The other day, G and I found ourselves stuck at home with both twins napping – a truly rare event these days – and I needed a quiet activity that would keep him occupied for a while without waking anyone up. My eye landed on one of the Peanuts story/coloring books that the Easter Bunny brought in their baskets, and on a whim I said “Hey, do you want to learn how to draw Snoopy?”
His eyes lit up instantly, and he scrambled to get some paper while I did a quick Google search and checked out some step-by-step tutorials on how to draw Snoopy. I’d never looked before, but man, the web is FULL of these, and it took a little bit of clicking around to find something that broke the process down into enough easy steps for a nearly-5 year old to follow. I decided that kendall jenner dating history was the best, which I found on http://rocketmommy.com/dating-slump-meaning/.
We went through the steps slowly, me working on my own paper and him working on his. I was so impressed with how hard he worked to try and get the shapes right! I offered some help here and there by tracing on his paper with my finger to show him where a line should go every now and then, but I tried to keep everything else to verbal directions and kept my inner control freak from grabbing the pencil and trying to fix things.
It was so much fun! G was so thrilled that his drawing actually looked like Snoopy. As soon as we were finished, he immediately wanted to find a Woodstock tutorial too. The aforementioned site has a ton of characters, but they didn’t have Woodstock, so I deus ex human revolution dating service instead.
Of course, once we’d done Snoopy and Woodstock, he wanted to do ALL the Peanuts characters. Whew. We found Charlie Brown, then had to go with slightly more difficult Wikihow tutorials for Linus and Peppermint Patty
And at that point the twins woke up, and I needed to go deal with their crankiness, so I figured we were done. Well, G wasn’t ready to hang it up yet, and he started clicking through the site and finding more and more characters that he wanted to try and draw.
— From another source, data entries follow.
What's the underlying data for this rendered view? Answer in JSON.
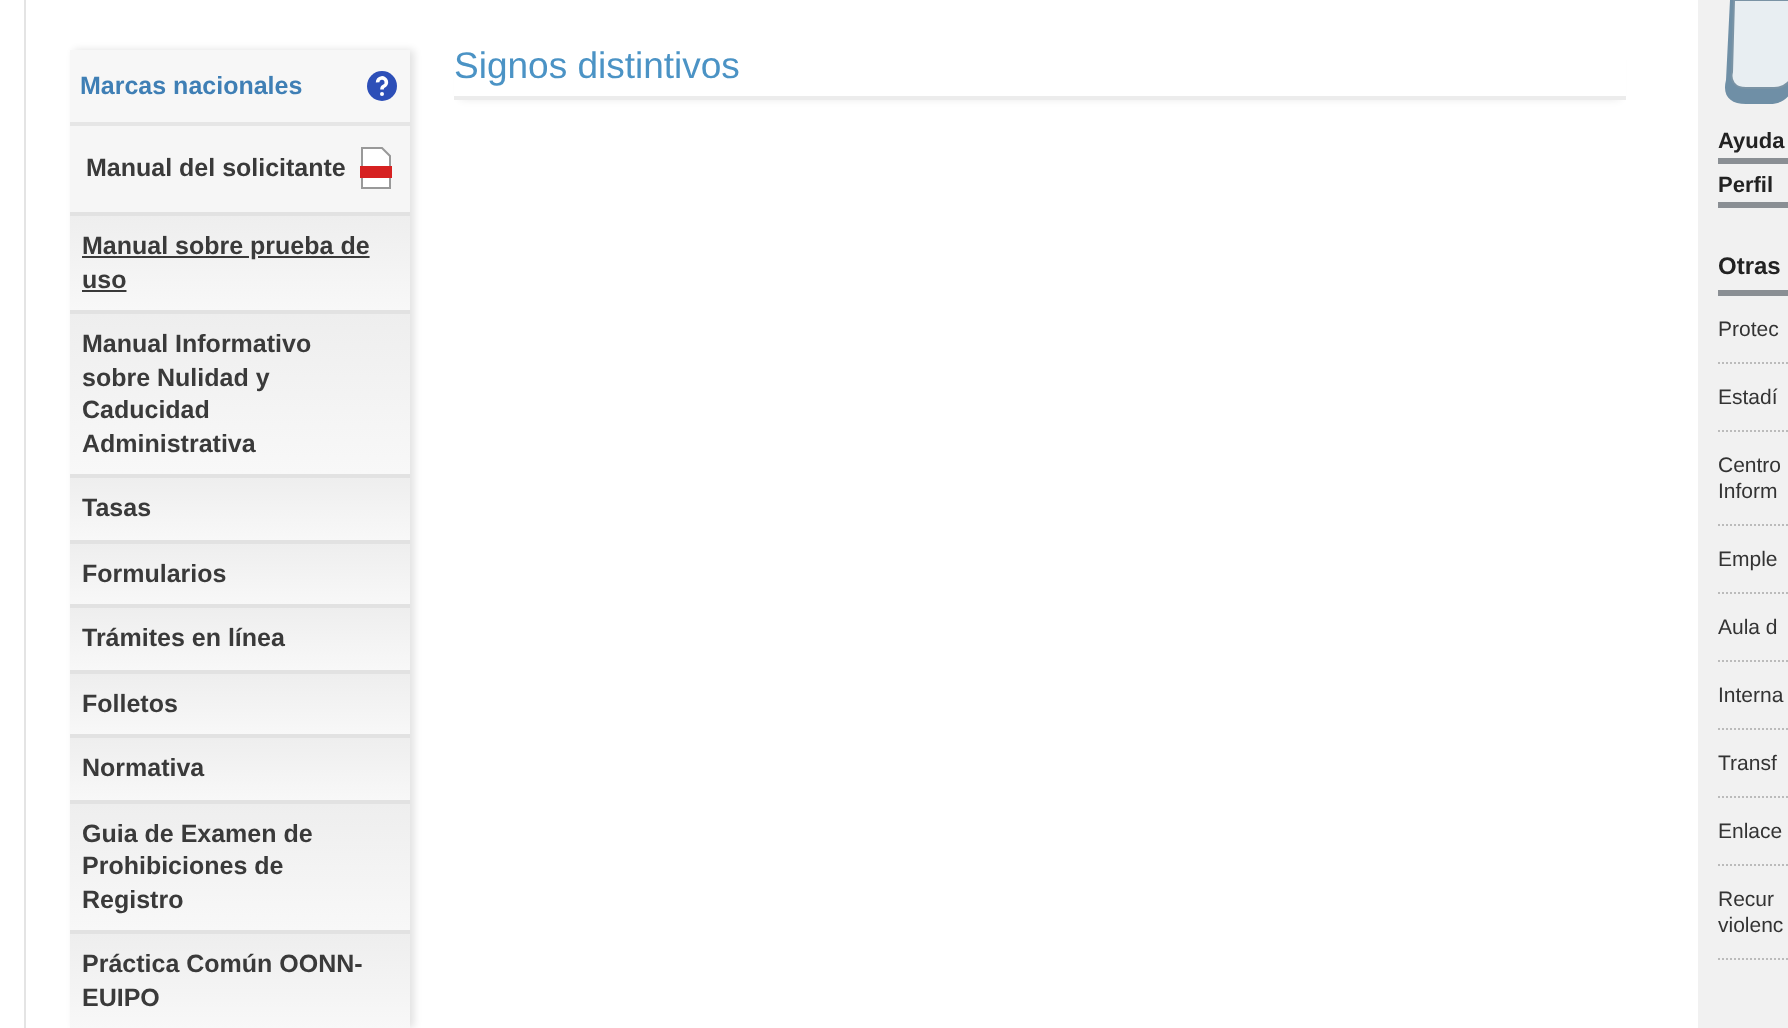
{
  "sidebar": {
    "title": "Marcas nacionales",
    "items": [
      {
        "label": "Manual del solicitante",
        "kind": "pdf"
      },
      {
        "label": "Manual sobre prueba de uso",
        "kind": "link"
      },
      {
        "label": "Manual Informativo sobre Nulidad y Caducidad Administrativa",
        "kind": "plain"
      },
      {
        "label": "Tasas",
        "kind": "plain"
      },
      {
        "label": "Formularios",
        "kind": "plain"
      },
      {
        "label": "Trámites en línea",
        "kind": "plain"
      },
      {
        "label": "Folletos",
        "kind": "plain"
      },
      {
        "label": "Normativa",
        "kind": "plain"
      },
      {
        "label": "Guia de Examen de Prohibiciones de Registro",
        "kind": "plain"
      },
      {
        "label": "Práctica Común OONN-EUIPO",
        "kind": "plain"
      }
    ]
  },
  "main": {
    "title": "Signos distintivos"
  },
  "right_panel": {
    "links": [
      "Ayuda",
      "Perfil"
    ],
    "section_title": "Otras",
    "items": [
      [
        "Protec"
      ],
      [
        "Estadí"
      ],
      [
        "Centro",
        "Inform"
      ],
      [
        "Emple"
      ],
      [
        "Aula d"
      ],
      [
        "Interna"
      ],
      [
        "Transf"
      ],
      [
        "Enlace"
      ],
      [
        "Recur",
        "violenc"
      ]
    ]
  }
}
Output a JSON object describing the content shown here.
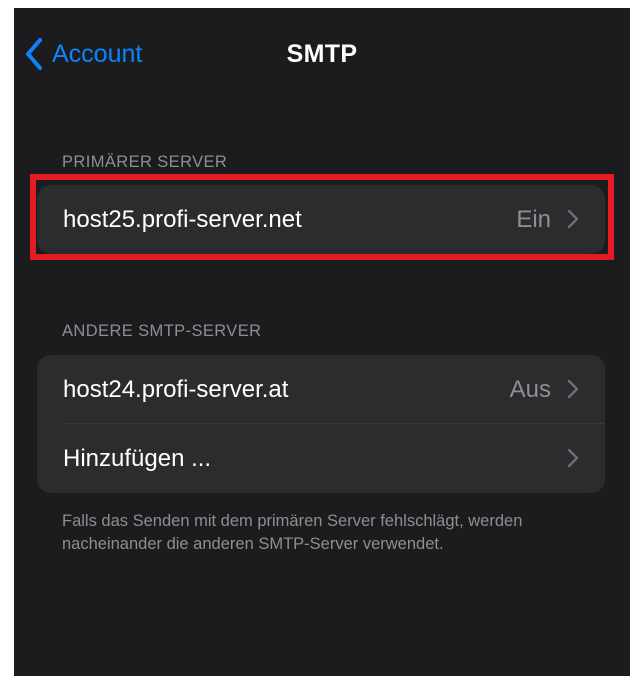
{
  "navbar": {
    "back_label": "Account",
    "title": "SMTP"
  },
  "primary_section": {
    "header": "PRIMÄRER SERVER",
    "rows": [
      {
        "label": "host25.profi-server.net",
        "value": "Ein"
      }
    ]
  },
  "other_section": {
    "header": "ANDERE SMTP-SERVER",
    "rows": [
      {
        "label": "host24.profi-server.at",
        "value": "Aus"
      },
      {
        "label": "Hinzufügen ...",
        "value": ""
      }
    ],
    "footer": "Falls das Senden mit dem primären Server fehlschlägt, werden nacheinander die anderen SMTP-Server verwendet."
  },
  "colors": {
    "background": "#1c1c1e",
    "cell": "#2c2c2e",
    "accent": "#0a84ff",
    "secondary_text": "#8e8e93",
    "highlight": "#e31b23"
  },
  "icons": {
    "back": "chevron-left-icon",
    "disclosure": "chevron-right-icon"
  }
}
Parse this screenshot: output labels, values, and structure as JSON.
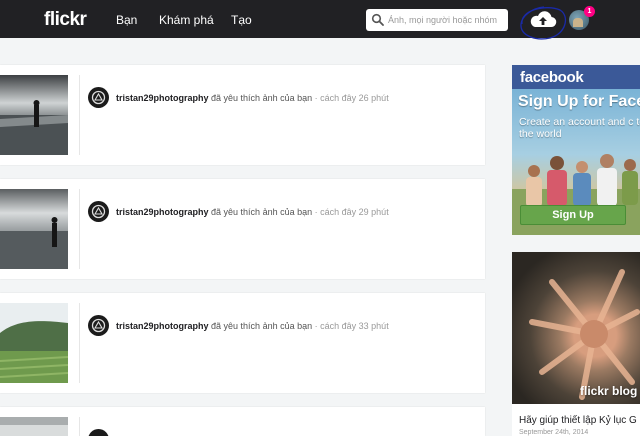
{
  "header": {
    "logo": "flickr",
    "nav": [
      "Bạn",
      "Khám phá",
      "Tạo"
    ],
    "search_placeholder": "Ảnh, mọi người hoặc nhóm",
    "notification_count": "1"
  },
  "feed": [
    {
      "username": "tristan29photography",
      "action": "đã yêu thích ảnh của bạn",
      "time": "· cách đây 26 phút"
    },
    {
      "username": "tristan29photography",
      "action": "đã yêu thích ảnh của bạn",
      "time": "· cách đây 29 phút"
    },
    {
      "username": "tristan29photography",
      "action": "đã yêu thích ảnh của bạn",
      "time": "· cách đây 33 phút"
    }
  ],
  "ads": {
    "facebook": {
      "logo": "facebook",
      "headline": "Sign Up for Face",
      "subline": "Create an account and c to the world",
      "button": "Sign Up"
    },
    "blog": {
      "brand": "flickr blog",
      "title": "Hãy giúp thiết lập Kỷ lục G",
      "date": "September 24th, 2014"
    }
  },
  "colors": {
    "topbar": "#212124",
    "accent_pink": "#ff0084",
    "facebook_blue": "#3b5998",
    "signup_green": "#67a54b"
  }
}
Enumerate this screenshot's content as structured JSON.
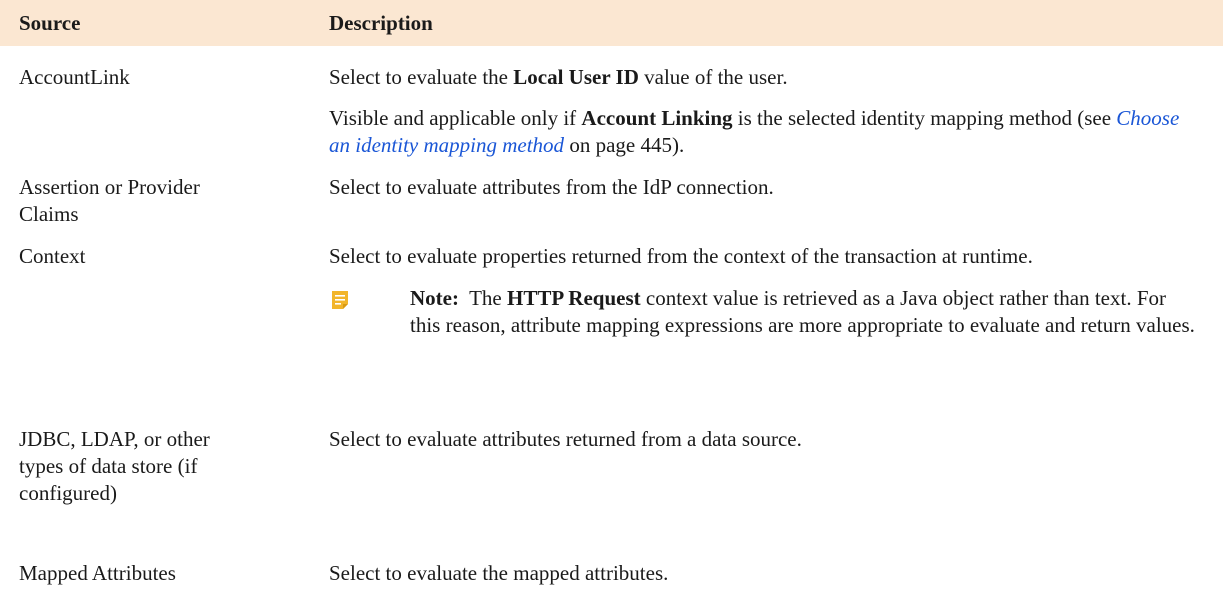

And since I wasn’t there to help him, he decided to do it ALL BY HIMSELF.
And then he tried to tackle Wall-E.
Now, obviously they’re not perfect, but this is kind of huge for a kid who had some pretty delayed fine motor skills and still draws people with a giant box for a body. And for him to do this all by himself, with zero input or attention from me, is truly amazing in my mind.
So for the past week, all he’s wanted to do in his free time is “draw more tutorials.” Like, to the point where I’ve had to restrict how many he can do because we’re running out of paper! These are just a handful of the best ones that he’s done since we started – all done entirely independently, just him and the ipad and the Easy Drawing Tutorials website.
He’s tried Baymax.
And Mike Wazowski.
He drew Peter Pan, his best preschool friend’s favorite character.
And Mickey Mouse
He even insisted on doing a few drawings when he was over at Grandma and Grandpa’s house, and he drew this Goofy for Grandpa.
And he did The Cheshire Cat for me (my favorite!)
I will concede that G is a bit of an unusual kid in that he’s a very advanced reader for his age, and I don’t know that there are a ton of not-yet-5 year olds out there who can read the directions for a drawing tutorial like this. However, the pictures are laid out pretty clearly, so you don’t necessarily have to read to follow the steps.
I’m aware, also, that there’s sort of a big ideological debate out there about whether something like a step-by-step tutorial enhances or hinders a kid’s ability to think artistically and creatively. I follow The Artful Parent on Facebook (and you should too, because she’s amazing – SO MANY GREAT IDEAS!), and while I don’t read through every single post that pops up in my feed, I happened to catch this one a while back and it grabbed my attention: Drawing with Kids Using the Monart Method. I took art lessons for many years as a child, and some of my earliest drawing lessons were from a studio that taught using the Monart method. I learned how to draw things in a step-by-step way, breaking things down into smaller shapes, using guidelines to place facial features, etc. And I LOVED it. To this day, I still love drawing, and I don’t think that having a framework and a structure early in my artistic endeavors has hindered my creativity at all – much the opposite, in fact. And I fully believe that this wouldn’t be a good fit for every kid, but it’s right up G’s alley. He has always been someone who needed to be taught specific ways to play with things; he’s great with board games, activities with clear directions, things he can repeat to get the same result. Having seen how this spur-of-the-moment activity captivated him, I’m definitely going to get the Monart book and see where that leads us.
I’ve added our favorite tutorials to a Pinterest board, but if you want to try this with your kids, I’d recommend just going to the Easy Drawing Tutorials homepage and checking out the characters they have available.
And no, Easy Drawing Tutorials isn’t paying me to say any of this (they don’t even know who I am!). I am just really impressed with their site and super grateful for all the free quiet time they’ve given me this week!